“Reasonable suspicion” is a meaningless term that will permit police misconduct. Over the past four decades, federal courts have issued hundreds of opinions defining those two words. The Arizona law didn’t invent the concept: Precedents list the factors that can contribute to reasonable suspicion; when several are combined, the “totality of circumstances” that results may create reasonable suspicion that a crime has been committed.
For example, the Arizona law is most likely to come into play after a traffic stop. A police officer pulls a minivan over for speeding. A dozen passengers are crammed in. None has identification. The highway is a known alien-smuggling corridor. The driver is acting evasively. Those factors combine to create reasonable suspicion that the occupants are not in the country legally.
The law will allow police to engage in racial profiling. Actually, Section 2 provides that a law enforcement official “may not solely consider race, color or national origin” in making any stops or determining immigration status. In addition, all normal Fourth Amendment protections against profiling will continue to apply. In fact, the Arizona law actually reduces the likelihood of race-based harassment by compelling police officers to contact the federal government as soon as is practicable when they suspect a person is an illegal alien, as opposed to letting them make arrests on their own assessment.
It is unfair to demand that people carry a driver’s license. Arizona’s law does not require anyone, alien or otherwise, to carry a driver’s license. Rather, it gives any alien with a license a free pass if his immigration status is in doubt. Because Arizona allows only lawful residents to obtain licenses, an officer must presume that someone who produces one is legally in the country.
State governments aren’t allowed to get involved in immigration, which is a federal matter.

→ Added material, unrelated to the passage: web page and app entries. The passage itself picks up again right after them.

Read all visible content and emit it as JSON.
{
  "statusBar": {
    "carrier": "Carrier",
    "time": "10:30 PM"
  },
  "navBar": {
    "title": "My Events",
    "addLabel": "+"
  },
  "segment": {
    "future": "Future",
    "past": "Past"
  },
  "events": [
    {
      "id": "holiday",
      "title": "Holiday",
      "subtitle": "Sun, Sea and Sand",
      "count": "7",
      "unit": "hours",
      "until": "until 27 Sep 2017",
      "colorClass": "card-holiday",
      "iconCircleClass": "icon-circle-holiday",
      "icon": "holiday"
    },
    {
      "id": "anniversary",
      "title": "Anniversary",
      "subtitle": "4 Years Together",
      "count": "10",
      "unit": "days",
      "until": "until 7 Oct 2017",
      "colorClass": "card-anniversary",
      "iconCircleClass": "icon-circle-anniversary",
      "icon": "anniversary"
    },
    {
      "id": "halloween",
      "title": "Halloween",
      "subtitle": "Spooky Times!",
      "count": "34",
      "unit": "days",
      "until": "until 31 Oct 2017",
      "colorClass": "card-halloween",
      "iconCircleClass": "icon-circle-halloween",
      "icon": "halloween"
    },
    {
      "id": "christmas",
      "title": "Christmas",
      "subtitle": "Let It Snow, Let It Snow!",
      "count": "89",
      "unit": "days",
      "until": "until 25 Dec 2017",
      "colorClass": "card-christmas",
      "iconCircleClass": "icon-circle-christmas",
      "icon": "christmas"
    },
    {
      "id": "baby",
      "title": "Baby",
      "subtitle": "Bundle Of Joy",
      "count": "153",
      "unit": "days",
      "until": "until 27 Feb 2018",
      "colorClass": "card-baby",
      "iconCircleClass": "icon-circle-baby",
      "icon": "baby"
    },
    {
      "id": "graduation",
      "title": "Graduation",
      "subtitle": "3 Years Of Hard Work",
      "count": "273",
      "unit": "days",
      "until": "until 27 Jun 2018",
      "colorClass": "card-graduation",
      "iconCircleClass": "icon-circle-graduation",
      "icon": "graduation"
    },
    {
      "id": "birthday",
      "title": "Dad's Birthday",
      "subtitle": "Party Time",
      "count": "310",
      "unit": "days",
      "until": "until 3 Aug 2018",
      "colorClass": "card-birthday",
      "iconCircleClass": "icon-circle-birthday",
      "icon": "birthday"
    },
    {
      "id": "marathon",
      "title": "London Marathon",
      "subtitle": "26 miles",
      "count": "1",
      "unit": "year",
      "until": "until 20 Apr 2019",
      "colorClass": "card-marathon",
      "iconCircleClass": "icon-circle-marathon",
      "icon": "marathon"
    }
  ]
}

While it is true that Washington holds primary authority in immigration, the Supreme Court since 1976 has recognized that states may enact laws to discourage illegal immigration without being pre-empted by federal law. As long as Congress hasn’t expressly forbidden the state law in question, the statute doesn’t conflict with federal law and Congress has not displaced all state laws from the field, it is permitted. That’s why Arizona’s 2007 law making it illegal to knowingly employ unauthorized aliens was sustained by the United States Court of Appeals for the Ninth Circuit.
But the Left won’t be deterred. Raul Grijalva, the Democrat Congressman who represents that state’s 7th District, has joined calls for a boycott of his own state. One wonders, given that the Arizona law has a 70 percent favorability rating among locals there, how well Grijalva’s move will go over. And New York mayor Michael Bloomberg, who isn’t exactly a lefty but often plays one on TV, said the law represents “national suicide” and then offered this:

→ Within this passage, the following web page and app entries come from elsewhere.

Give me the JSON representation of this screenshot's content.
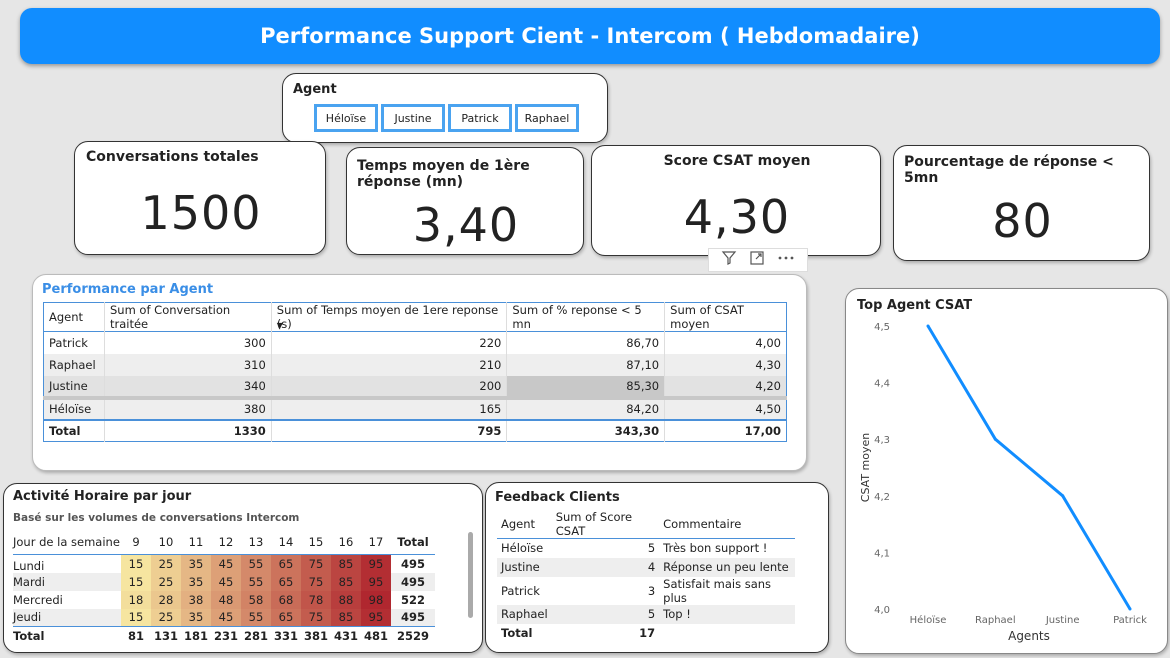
{
  "header": {
    "title": "Performance Support Cient - Intercom ( Hebdomadaire)"
  },
  "slicer": {
    "title": "Agent",
    "options": [
      "Héloïse",
      "Justine",
      "Patrick",
      "Raphael"
    ]
  },
  "kpis": {
    "conversations": {
      "title": "Conversations totales",
      "value": "1500"
    },
    "temps": {
      "title": "Temps moyen de 1ère réponse (mn)",
      "value": "3,40"
    },
    "csat": {
      "title": "Score CSAT moyen",
      "value": "4,30"
    },
    "pourcentage": {
      "title": "Pourcentage de réponse < 5mn",
      "value": "80"
    }
  },
  "perf_table": {
    "title": "Performance par Agent",
    "columns": [
      "Agent",
      "Sum of Conversation traitée",
      "Sum of Temps moyen de 1ere reponse (s)",
      "Sum of % reponse < 5 mn",
      "Sum of CSAT moyen"
    ],
    "rows": [
      [
        "Patrick",
        "300",
        "220",
        "86,70",
        "4,00"
      ],
      [
        "Raphael",
        "310",
        "210",
        "87,10",
        "4,30"
      ],
      [
        "Justine",
        "340",
        "200",
        "85,30",
        "4,20"
      ],
      [
        "Héloïse",
        "380",
        "165",
        "84,20",
        "4,50"
      ]
    ],
    "total": [
      "Total",
      "1330",
      "795",
      "343,30",
      "17,00"
    ]
  },
  "heatmap": {
    "title": "Activité Horaire par jour",
    "subtitle": "Basé sur les volumes de conversations Intercom",
    "corner": "Jour de la semaine",
    "hours": [
      "9",
      "10",
      "11",
      "12",
      "13",
      "14",
      "15",
      "16",
      "17"
    ],
    "total_label": "Total",
    "rows": [
      {
        "day": "Lundi",
        "values": [
          15,
          25,
          35,
          45,
          55,
          65,
          75,
          85,
          95
        ],
        "total": "495"
      },
      {
        "day": "Mardi",
        "values": [
          15,
          25,
          35,
          45,
          55,
          65,
          75,
          85,
          95
        ],
        "total": "495"
      },
      {
        "day": "Mercredi",
        "values": [
          18,
          28,
          38,
          48,
          58,
          68,
          78,
          88,
          98
        ],
        "total": "522"
      },
      {
        "day": "Jeudi",
        "values": [
          15,
          25,
          35,
          45,
          55,
          65,
          75,
          85,
          95
        ],
        "total": "495"
      }
    ],
    "totals_row": {
      "label": "Total",
      "values": [
        81,
        131,
        181,
        231,
        281,
        331,
        381,
        431,
        481
      ],
      "total": "2529"
    },
    "colors": {
      "low": "#f6e5a0",
      "high": "#b0272f"
    }
  },
  "feedback": {
    "title": "Feedback Clients",
    "columns": [
      "Agent",
      "Sum of Score CSAT",
      "Commentaire"
    ],
    "rows": [
      [
        "Héloïse",
        "5",
        "Très bon support !"
      ],
      [
        "Justine",
        "4",
        "Réponse un peu lente"
      ],
      [
        "Patrick",
        "3",
        "Satisfait mais sans plus"
      ],
      [
        "Raphael",
        "5",
        "Top !"
      ]
    ],
    "total": [
      "Total",
      "17",
      ""
    ]
  },
  "chart_data": {
    "type": "line",
    "title": "Top Agent CSAT",
    "categories": [
      "Héloïse",
      "Raphael",
      "Justine",
      "Patrick"
    ],
    "values": [
      4.5,
      4.3,
      4.2,
      4.0
    ],
    "xlabel": "Agents",
    "ylabel": "CSAT moyen",
    "ylim": [
      4.0,
      4.5
    ],
    "yticks": [
      "4,0",
      "4,1",
      "4,2",
      "4,3",
      "4,4",
      "4,5"
    ],
    "color": "#118dff",
    "grid": false
  },
  "visual_header_icons": [
    "filter-icon",
    "focus-mode-icon",
    "more-options-icon"
  ]
}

“This is not good for the country. I don’t agree with it,” he said. “We love immigrants here.”
Apparently Bloomberg doesn’t get the distinction between “immigrants” and “illegal aliens.”
Finally, this nugget: A bi-partisan group in Congress is now calling for a National Guard deployment to the border. While that might be a good idea, it’s amazing to think it Nazism to use local police to enforce immigration laws by asking for identification but it’s perfectly acceptable to militarize the border. A supreme lack of cogent thinking appears afoot. If you want proof, consider that President Obama and his Congressional minions can’t even decide whether to bring up immigration legislation at this point.